Sanity in Sanitary
By Anna Sachse
Probably not, because no one beyond the people I grew up with in Eugene, Oregon seems to have any idea what I’m talking about. No matter. Kids these days can groove to the rock and roll stylings of “Henry the Hand”—a.k.a. Champion Handwasher, an anthropomorphized cartoon hand that wears jeans and red sneakers and “teaches how hands can spread disease” to the tune of “Willie and the Hand Jive.” Henry’s website (www.henrythehand.com) seems a little Howie Mandel-ish, if you ask me. On the front page it states that “If WE ALL comply with the 4 Principles of Hand Awareness there will NOT be a Pandemic!!” (all emphasis, including two exclamation points, is original). It kind of makes me feel like my arms are two magic wands that only produce bird flu, AIDS or mad cow disease.
But even so, I do have to admit that we probably all should wash our hands more. After all, failing to wash my hands before touching my “T Zone” (the mucus membranes of the eyes, nose or mouth) was likely what caused me to get that nasty case of crusty-mouth-sore-causing impetigo I wrote about a couple months ago. It’s also the easiest way to pass the common cold, flu and several gastrointestinal disorders, such as infectious diarrhea, says the Mayo Clinic. Colds are usually no big deal, but some people with the flu, particularly the very young and the very old as well as people with chronic medical problems, can develop pneumonia. In fact, this combination of the flu and pneumonia is the eighth-leading cause of death among Americans. Inadequate hand hygiene can also contribute to the spread of food-related illnesses, such as salmonella and E. coli infection. According to the Centers for Disease Control and Prevention (CDC), as many as 76 million Americans get a food-borne illness each year, approximately 5,000 of who die as a result. Those numbers are nothing to freak out about (failure to wash isn’t the only culprit), but they’re also nothing to sneeze (in your hands) at.
Henry’s four principles of hand awareness are as follows: 1) Wash your hands when they are dirty and before eating; 2) Do not cough into your hands; 3) Do not sneeze into your hands ; and 4) Above all, do not put your fingers into your eyes, nose or mouth.
But that’s a little simplistic.

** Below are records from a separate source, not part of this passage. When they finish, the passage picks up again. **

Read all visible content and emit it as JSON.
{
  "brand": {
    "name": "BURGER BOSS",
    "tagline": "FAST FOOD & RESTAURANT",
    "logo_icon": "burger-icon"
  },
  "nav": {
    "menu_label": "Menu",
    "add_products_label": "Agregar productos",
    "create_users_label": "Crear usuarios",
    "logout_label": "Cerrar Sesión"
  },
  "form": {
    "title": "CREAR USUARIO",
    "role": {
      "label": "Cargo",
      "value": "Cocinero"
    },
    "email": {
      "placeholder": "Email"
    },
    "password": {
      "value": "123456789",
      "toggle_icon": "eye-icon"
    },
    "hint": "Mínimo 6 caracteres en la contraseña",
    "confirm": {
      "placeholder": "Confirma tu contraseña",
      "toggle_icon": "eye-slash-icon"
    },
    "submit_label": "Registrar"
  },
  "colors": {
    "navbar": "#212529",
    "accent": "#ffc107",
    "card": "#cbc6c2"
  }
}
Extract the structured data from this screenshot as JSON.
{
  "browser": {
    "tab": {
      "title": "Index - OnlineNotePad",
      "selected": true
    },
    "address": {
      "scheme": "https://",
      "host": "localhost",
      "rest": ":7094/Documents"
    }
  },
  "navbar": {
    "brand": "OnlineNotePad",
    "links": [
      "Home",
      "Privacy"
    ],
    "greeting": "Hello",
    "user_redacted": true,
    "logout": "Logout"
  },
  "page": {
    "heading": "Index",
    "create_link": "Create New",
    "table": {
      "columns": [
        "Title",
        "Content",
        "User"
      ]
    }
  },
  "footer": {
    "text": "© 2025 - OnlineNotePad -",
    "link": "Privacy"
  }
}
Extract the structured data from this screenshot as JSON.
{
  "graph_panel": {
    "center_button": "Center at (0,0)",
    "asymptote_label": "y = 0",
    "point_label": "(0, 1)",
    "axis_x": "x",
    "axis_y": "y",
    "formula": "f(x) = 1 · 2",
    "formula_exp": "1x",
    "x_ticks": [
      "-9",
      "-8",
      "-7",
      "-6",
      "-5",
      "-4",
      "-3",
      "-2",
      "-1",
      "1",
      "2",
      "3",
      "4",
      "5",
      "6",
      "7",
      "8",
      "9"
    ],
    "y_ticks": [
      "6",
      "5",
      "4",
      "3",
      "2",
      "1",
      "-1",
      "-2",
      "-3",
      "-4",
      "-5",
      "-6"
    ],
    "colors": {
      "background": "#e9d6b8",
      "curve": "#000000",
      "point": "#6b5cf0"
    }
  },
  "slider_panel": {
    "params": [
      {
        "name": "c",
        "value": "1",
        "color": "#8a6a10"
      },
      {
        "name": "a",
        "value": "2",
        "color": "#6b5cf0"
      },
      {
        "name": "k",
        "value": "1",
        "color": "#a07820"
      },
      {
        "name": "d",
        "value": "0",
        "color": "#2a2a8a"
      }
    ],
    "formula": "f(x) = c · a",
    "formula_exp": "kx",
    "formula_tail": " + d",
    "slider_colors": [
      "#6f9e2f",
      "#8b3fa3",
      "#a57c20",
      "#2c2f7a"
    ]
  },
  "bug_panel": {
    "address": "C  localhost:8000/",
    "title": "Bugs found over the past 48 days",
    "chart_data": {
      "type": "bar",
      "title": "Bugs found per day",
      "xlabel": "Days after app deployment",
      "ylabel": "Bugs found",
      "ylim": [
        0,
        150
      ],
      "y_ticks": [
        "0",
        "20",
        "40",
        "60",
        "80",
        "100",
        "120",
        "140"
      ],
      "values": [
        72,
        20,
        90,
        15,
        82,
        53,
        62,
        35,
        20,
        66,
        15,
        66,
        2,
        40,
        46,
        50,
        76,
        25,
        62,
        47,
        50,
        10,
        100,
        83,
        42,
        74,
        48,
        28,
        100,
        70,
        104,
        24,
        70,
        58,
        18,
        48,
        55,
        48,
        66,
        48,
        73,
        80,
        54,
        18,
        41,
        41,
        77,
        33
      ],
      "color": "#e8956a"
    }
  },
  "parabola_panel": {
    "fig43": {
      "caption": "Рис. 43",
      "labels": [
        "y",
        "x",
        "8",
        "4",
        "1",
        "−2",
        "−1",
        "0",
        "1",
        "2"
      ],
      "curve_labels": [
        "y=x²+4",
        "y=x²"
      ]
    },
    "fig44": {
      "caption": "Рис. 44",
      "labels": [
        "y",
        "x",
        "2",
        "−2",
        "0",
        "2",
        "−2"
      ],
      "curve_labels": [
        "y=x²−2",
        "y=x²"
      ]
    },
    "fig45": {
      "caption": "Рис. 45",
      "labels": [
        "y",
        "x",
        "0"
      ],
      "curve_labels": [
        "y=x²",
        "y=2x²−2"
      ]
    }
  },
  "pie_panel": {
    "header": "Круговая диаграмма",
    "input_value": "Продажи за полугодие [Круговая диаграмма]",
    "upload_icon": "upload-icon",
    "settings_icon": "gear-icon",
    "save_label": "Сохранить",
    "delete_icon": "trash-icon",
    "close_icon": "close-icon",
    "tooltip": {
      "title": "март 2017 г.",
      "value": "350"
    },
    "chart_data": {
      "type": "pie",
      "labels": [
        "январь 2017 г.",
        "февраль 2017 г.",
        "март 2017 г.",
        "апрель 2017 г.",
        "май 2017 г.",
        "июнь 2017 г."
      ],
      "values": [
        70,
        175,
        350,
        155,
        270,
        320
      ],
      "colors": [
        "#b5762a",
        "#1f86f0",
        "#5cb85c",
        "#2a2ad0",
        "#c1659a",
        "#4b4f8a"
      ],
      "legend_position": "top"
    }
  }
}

According to the CDC, you always want to wash your hands before preparing or eating food, after going to the bathroom, after changing diapers, before and after tending to someone who is sick, after blowing your nose, coughing or sneezing, after handling an animal or animal waste, after handling garbage and both before and after treating a wound. The best way to wash your hands is to wet them with warm running water, apply soap and then rub them together to make a lather and scrub all surfaces continuously for 20 seconds—imagine singing the “Happy Birthday” song twice. Or just count to 20. When your time is up, rinse hands well under running water and then dry them using a paper towel or air dryer. If possible, use your paper towel to turn off the faucet and open the bathroom door.
If soap and water aren’t available, use an alcohol-based hand sanitizer like Purell. Like Henry, you too can help “spread the word, not the germs.”